(Originally published Nov. 21, 2007).
Last week, I blogged about my opinion that most of us are afraid of success. Since then, I continued on my quest to nail down some specifics of my own attitude towards success. To this end, I attended the Breaking Barriers Workshop, billed as, “Your best resource for powerful, fast, and life changing methods to help you let go of your negative programming and break through your barriers.”
One of the objectives of this workshop was to give us tools to identify those nasty little internal voices, most of which we are unaware of, that prevent us from achieving the goals we say we want.
This, I thought, should be really interesting. Surely by now, I had dealt with the bulk of the baggage I dragged from my childhood into adulthood.
Not so, as it turned out.

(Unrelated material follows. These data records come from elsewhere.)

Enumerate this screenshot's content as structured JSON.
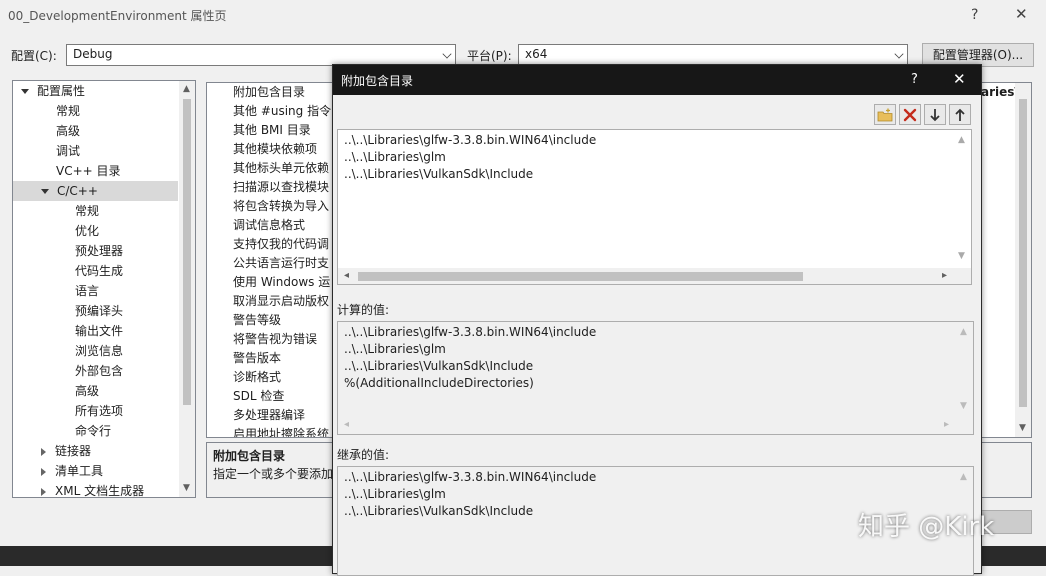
{
  "window": {
    "title": "00_DevelopmentEnvironment 属性页",
    "help_label": "?",
    "close_label": "✕"
  },
  "config_bar": {
    "config_label": "配置(C):",
    "config_value": "Debug",
    "platform_label": "平台(P):",
    "platform_value": "x64",
    "manager_button": "配置管理器(O)..."
  },
  "tree": {
    "items": [
      {
        "label": "配置属性",
        "state": "expanded"
      },
      {
        "label": "常规"
      },
      {
        "label": "高级"
      },
      {
        "label": "调试"
      },
      {
        "label": "VC++ 目录"
      },
      {
        "label": "C/C++",
        "state": "expanded",
        "selected": true
      },
      {
        "label": "常规"
      },
      {
        "label": "优化"
      },
      {
        "label": "预处理器"
      },
      {
        "label": "代码生成"
      },
      {
        "label": "语言"
      },
      {
        "label": "预编译头"
      },
      {
        "label": "输出文件"
      },
      {
        "label": "浏览信息"
      },
      {
        "label": "外部包含"
      },
      {
        "label": "高级"
      },
      {
        "label": "所有选项"
      },
      {
        "label": "命令行"
      },
      {
        "label": "链接器",
        "state": "collapsed"
      },
      {
        "label": "清单工具",
        "state": "collapsed"
      },
      {
        "label": "XML 文档生成器",
        "state": "collapsed"
      }
    ]
  },
  "grid": {
    "rows": [
      "附加包含目录",
      "其他 #using 指令",
      "其他 BMI 目录",
      "其他模块依赖项",
      "其他标头单元依赖",
      "扫描源以查找模块",
      "将包含转换为导入",
      "调试信息格式",
      "支持仅我的代码调",
      "公共语言运行时支",
      "使用 Windows 运",
      "取消显示启动版权",
      "警告等级",
      "将警告视为错误",
      "警告版本",
      "诊断格式",
      "SDL 检查",
      "多处理器编译",
      "启用地址擦除系统"
    ],
    "value_header_fragment": "aries\\"
  },
  "description": {
    "title": "附加包含目录",
    "text": "指定一个或多个要添加"
  },
  "dialog": {
    "title": "附加包含目录",
    "help_label": "?",
    "close_label": "✕",
    "editable_lines": [
      "..\\..\\Libraries\\glfw-3.3.8.bin.WIN64\\include",
      "..\\..\\Libraries\\glm",
      "..\\..\\Libraries\\VulkanSdk\\Include"
    ],
    "computed_label": "计算的值:",
    "computed_lines": [
      "..\\..\\Libraries\\glfw-3.3.8.bin.WIN64\\include",
      "..\\..\\Libraries\\glm",
      "..\\..\\Libraries\\VulkanSdk\\Include",
      "%(AdditionalIncludeDirectories)"
    ],
    "inherited_label": "继承的值:",
    "inherited_lines": [
      "..\\..\\Libraries\\glfw-3.3.8.bin.WIN64\\include",
      "..\\..\\Libraries\\glm",
      "..\\..\\Libraries\\VulkanSdk\\Include"
    ]
  },
  "watermark": "知乎 @Kirk",
  "colors": {
    "dialog_titlebar": "#171717",
    "selection": "#d9d9d9",
    "delete_icon": "#c42b1c",
    "new_folder_icon": "#d9a53b"
  },
  "icons": [
    "new-folder-icon",
    "delete-icon",
    "move-down-icon",
    "move-up-icon",
    "chevron-down-icon",
    "scroll-left-icon",
    "scroll-right-icon"
  ]
}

The workshop gurus knew what they were doing when they designed this program. They came up with some pretty sneaky approaches to busting those pesky inner voices, using techniques which took most participants unaware. First, each of us identified one important goal we wanted to achieve (mine was to become a NYT best-selling author within five years). Next, we broke down our goal into tasks. Finally, the facilitator gave us four minutes to write down exactly what our critical little Inner Voice had to say about each task, no pre-thinking, no editing, and definitely no censoring, and all the time using our non-dominant hand.
Because of my work with addiction counselling, I’ve known for some time that using the non-dominant hand uses a different part of our brain. Somehow it frees up our subconscious to express what we really feel, not what our conscious mind wants us to believe. I wasn’t sure what to expect from this left-handed exercise, but one thing’s for sure; I hadn’t anticipated striking the mother lode.
Imagine my shock when I wrote things like, “I don’t want to draw attention to myself,” and, “It’ll take too long [to write another book], I’ll be ancient,” and, “Change always ruins relationships,” and, “Attention is destructive,” and, “If I earn lots of money, someone will just take it away.”
Did the workshop help me accomplish what I’d set out to do? Definitely. Could these messages from my critical little inner voice sabotage my success? You bet. Have I broken through all my barriers? Not yet. But as they say, “Knowledge is power.” Now I have something concrete to analyze, to work with, to wrestle with, to change.
Does anyone else hear their critical inner voice? If so, how do you deal with the knowledge? Please leave a comment, let me know.